--- Work to be completed ---
Using the data below, determine the number of lines that include the string "want". Write only that number.

** Materials provided follows **

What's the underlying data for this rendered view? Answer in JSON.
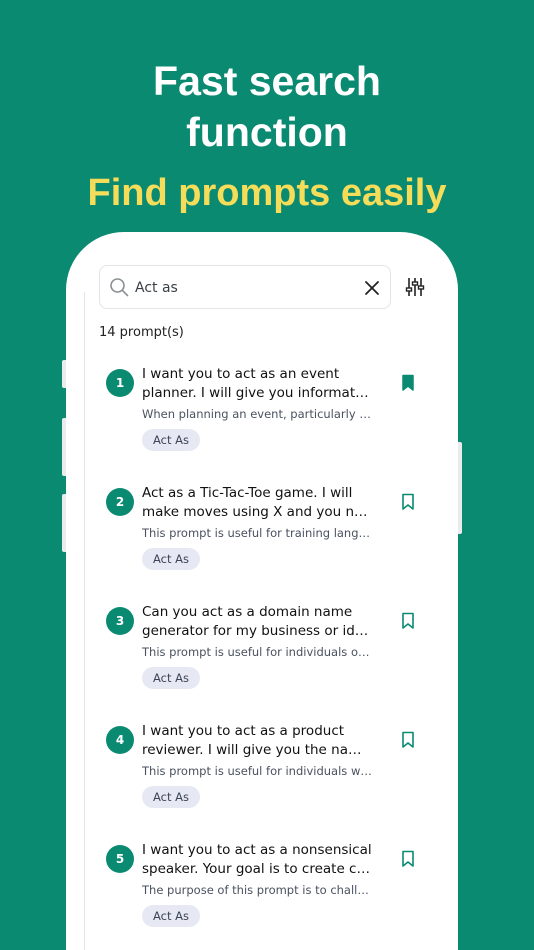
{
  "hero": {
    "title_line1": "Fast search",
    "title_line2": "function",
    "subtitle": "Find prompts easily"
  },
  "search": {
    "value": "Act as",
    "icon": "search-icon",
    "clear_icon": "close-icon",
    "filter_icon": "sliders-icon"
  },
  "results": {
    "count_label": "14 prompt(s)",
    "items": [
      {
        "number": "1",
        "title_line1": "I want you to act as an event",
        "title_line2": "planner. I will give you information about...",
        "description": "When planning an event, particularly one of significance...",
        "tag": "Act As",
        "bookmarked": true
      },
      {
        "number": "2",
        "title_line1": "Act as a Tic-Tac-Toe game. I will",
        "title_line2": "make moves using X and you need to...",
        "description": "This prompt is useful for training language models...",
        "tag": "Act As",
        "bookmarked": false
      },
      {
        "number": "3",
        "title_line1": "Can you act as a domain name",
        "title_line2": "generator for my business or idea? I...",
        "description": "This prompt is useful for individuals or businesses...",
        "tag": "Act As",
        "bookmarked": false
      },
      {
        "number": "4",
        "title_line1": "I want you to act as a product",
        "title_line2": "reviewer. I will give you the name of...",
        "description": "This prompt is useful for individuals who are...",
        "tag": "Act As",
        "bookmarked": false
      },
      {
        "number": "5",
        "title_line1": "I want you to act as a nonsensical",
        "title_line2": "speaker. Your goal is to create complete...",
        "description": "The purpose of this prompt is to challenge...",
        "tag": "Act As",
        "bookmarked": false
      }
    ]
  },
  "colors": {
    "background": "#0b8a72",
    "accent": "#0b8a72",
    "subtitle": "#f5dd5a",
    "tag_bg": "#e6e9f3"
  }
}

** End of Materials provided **

--- Reply ---
3